2 Tbsp olive oil
1 nice sized carrot, sliced
1 stalk celery, sliced
1 medium onion, diced
1-2 cloves garlic, mined
32 oz. chicken broth (or half chicken/half beef)
2 large russet potatoes, cubed
1 can cannelloni beans, undrained
1 pd Kielbasa, sliced and halved (if you like smaller pieces, quarter the slices)
1 can cream soup (celery, chicken or mushroom)
8 oz.(or 1 soup can full)  whole milk
white mushroom caps, sliced (optional)
1 Tbsp basil
1 tsp oregano
1 bay leaf
Salt and pepper to taste
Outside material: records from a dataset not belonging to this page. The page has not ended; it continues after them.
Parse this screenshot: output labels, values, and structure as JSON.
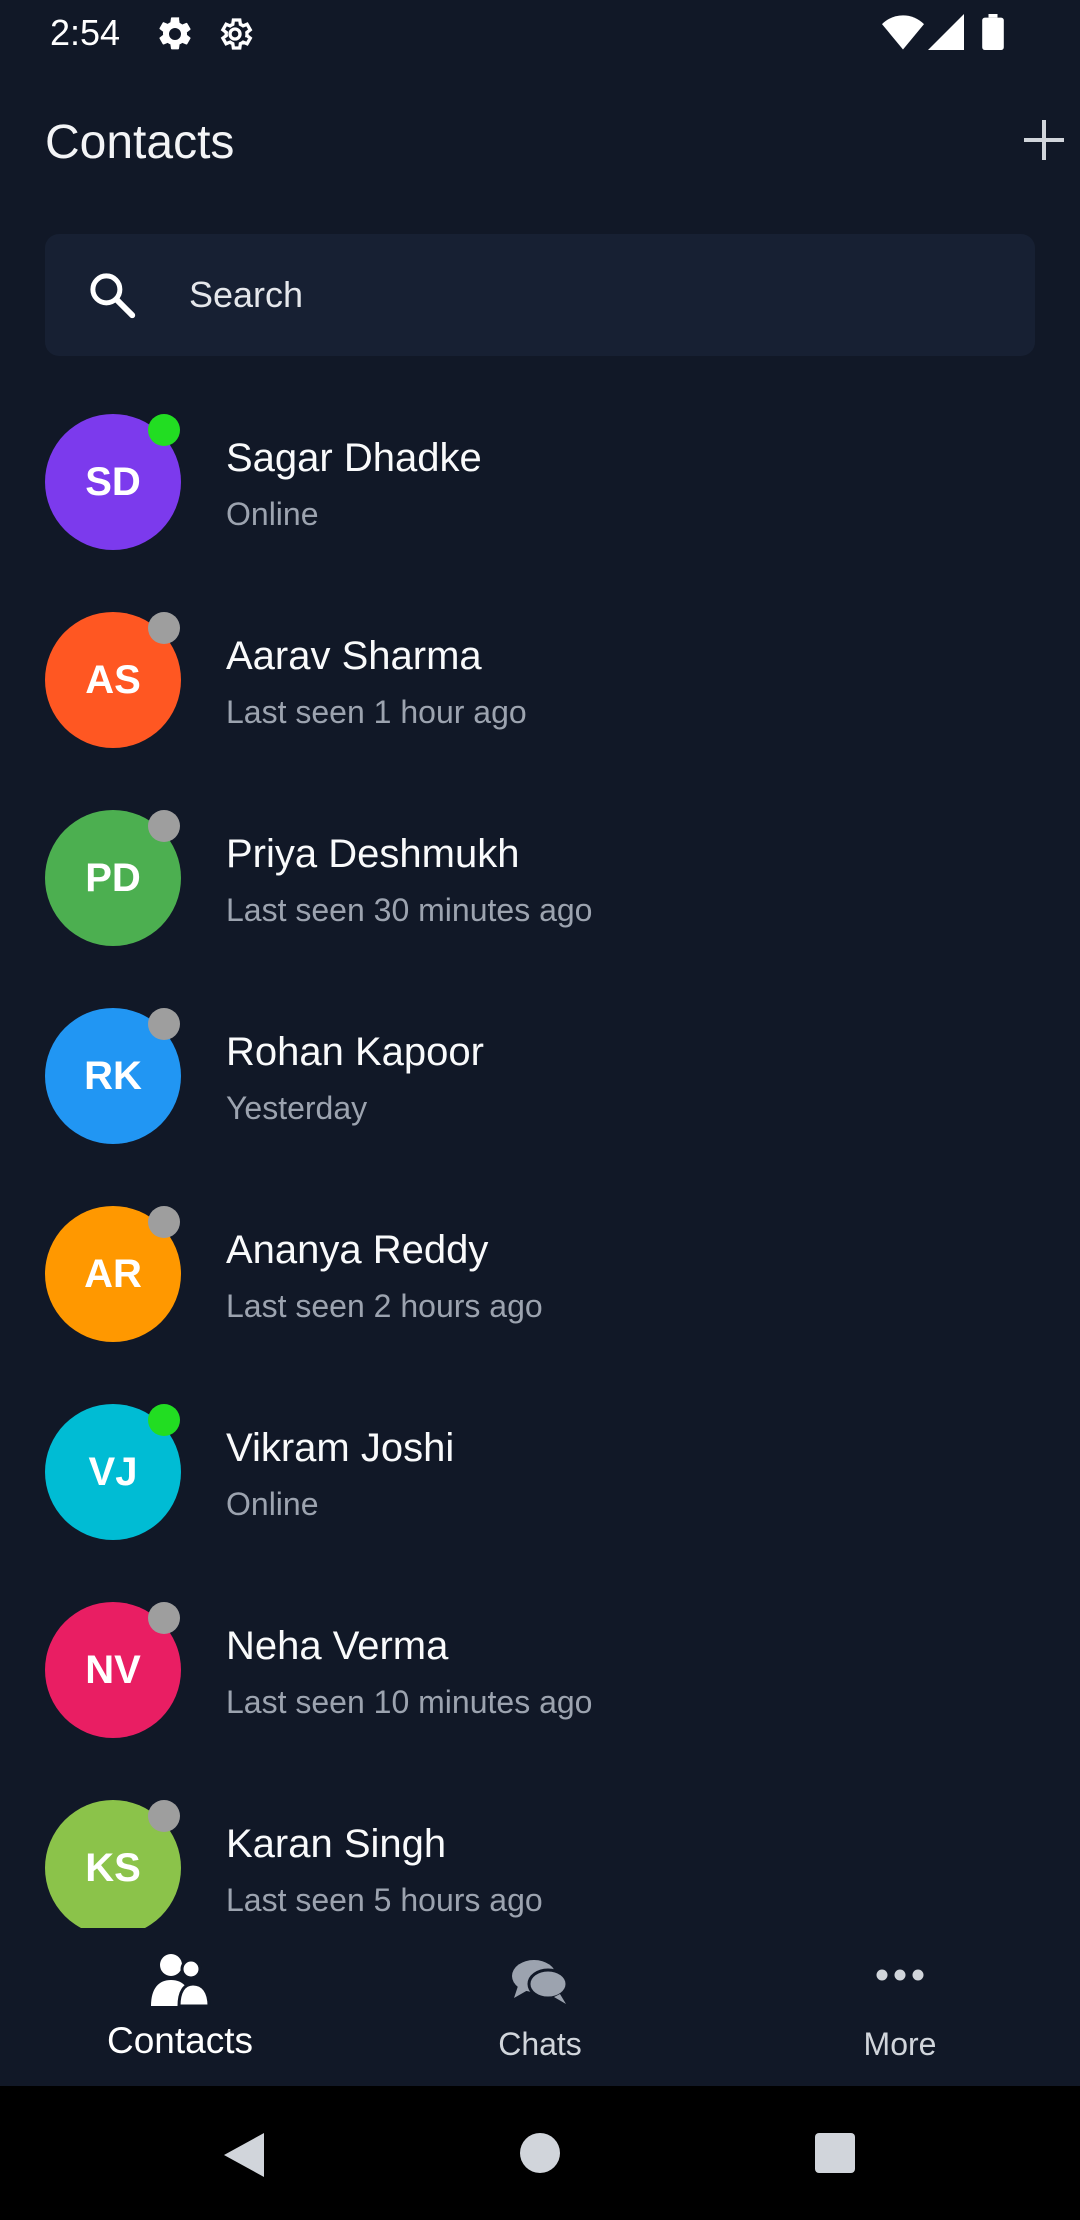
{
  "status_bar": {
    "time": "2:54"
  },
  "header": {
    "title": "Contacts"
  },
  "search": {
    "placeholder": "Search"
  },
  "contacts": [
    {
      "initials": "SD",
      "name": "Sagar Dhadke",
      "status": "Online",
      "avatar_color": "#7c3aed",
      "presence_color": "#22dd22"
    },
    {
      "initials": "AS",
      "name": "Aarav Sharma",
      "status": "Last seen 1 hour ago",
      "avatar_color": "#ff5722",
      "presence_color": "#9e9e9e"
    },
    {
      "initials": "PD",
      "name": "Priya Deshmukh",
      "status": "Last seen 30 minutes ago",
      "avatar_color": "#4caf50",
      "presence_color": "#9e9e9e"
    },
    {
      "initials": "RK",
      "name": "Rohan Kapoor",
      "status": "Yesterday",
      "avatar_color": "#2196f3",
      "presence_color": "#9e9e9e"
    },
    {
      "initials": "AR",
      "name": "Ananya Reddy",
      "status": "Last seen 2 hours ago",
      "avatar_color": "#ff9800",
      "presence_color": "#9e9e9e"
    },
    {
      "initials": "VJ",
      "name": "Vikram Joshi",
      "status": "Online",
      "avatar_color": "#00bcd4",
      "presence_color": "#22dd22"
    },
    {
      "initials": "NV",
      "name": "Neha Verma",
      "status": "Last seen 10 minutes ago",
      "avatar_color": "#e91e63",
      "presence_color": "#9e9e9e"
    },
    {
      "initials": "KS",
      "name": "Karan Singh",
      "status": "Last seen 5 hours ago",
      "avatar_color": "#8bc34a",
      "presence_color": "#9e9e9e"
    }
  ],
  "bottom_nav": [
    {
      "label": "Contacts",
      "icon": "contacts-icon",
      "active": true
    },
    {
      "label": "Chats",
      "icon": "chat-bubbles-icon",
      "active": false
    },
    {
      "label": "More",
      "icon": "more-dots-icon",
      "active": false
    }
  ],
  "colors": {
    "background": "#111827",
    "search_background": "#172033",
    "secondary_text": "#9ca3af",
    "online": "#22dd22",
    "offline": "#9e9e9e"
  }
}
In a large soup pot, saute carrot, celery, onions and garlic in olive oil until tender. About 5-6 minutes. Add garlic last so it doesn't scorch and get bitter-tasting. You'll also want to season these with a pinch of salt and pepper so the flavor is layered throughout. Then add cubed potatoes and stir around for just a minute, then add broth and bring to a nice simmer. Add basil, oregano and bay leaf, or whatever combinations of seasonings you prefer. Stir and cover simmering until potatoes are just tender. Add sliced kielbasa and beans. Continue simmering for several minutes, then add cream soup and milk. Continue to simmer while soup begins to thicken a bit. If you like a thicker soup, you can add a milk/flour thickening to get your desired thickness. Season with salt and pepper to taste and cook until heated through - about 5 minutes. If you are adding mushrooms, do so now. Remove and discard bay leaf before serving. This soup is delicious served with slices of crusty bread.

If using a crockpot, simply put all ingredients and seasonings in crockpot, adding liquids last. Give it a nice stir to combine and cook on low for 8 hours or until vegetables and beans are soft.

One great thing about this recipe is that the longer it sits, the more flavor the kielbasa brings to the soup.  Another thing I love is that you can do so many variations of this recipe depending on what you have in your pantry. If you don't like the beans, omit them and add two more potatoes. Or add a can of whole kernel corn to make it more like a chowder and add some sweetness to the dish. You could even add a pinch or two of Cayenne pepper for a spicy soup.

When I made the soup earlier this week, it made great leftovers and reheated perfectly. It kept its consistency - not thick but also not runny. It was perfect for my taste. And I hope it is for yours too. This is the type of soup I thrive on and I'll probably never make it the same way twice. That's the beauty of it. I hope you will try it out and if you do, I'd love to hear how you liked it. Thanks for allowing me to share my love of soup with you.

For more great cooking posts, be sure to stop by BethFishReads for Weekend Cooking every Saturday!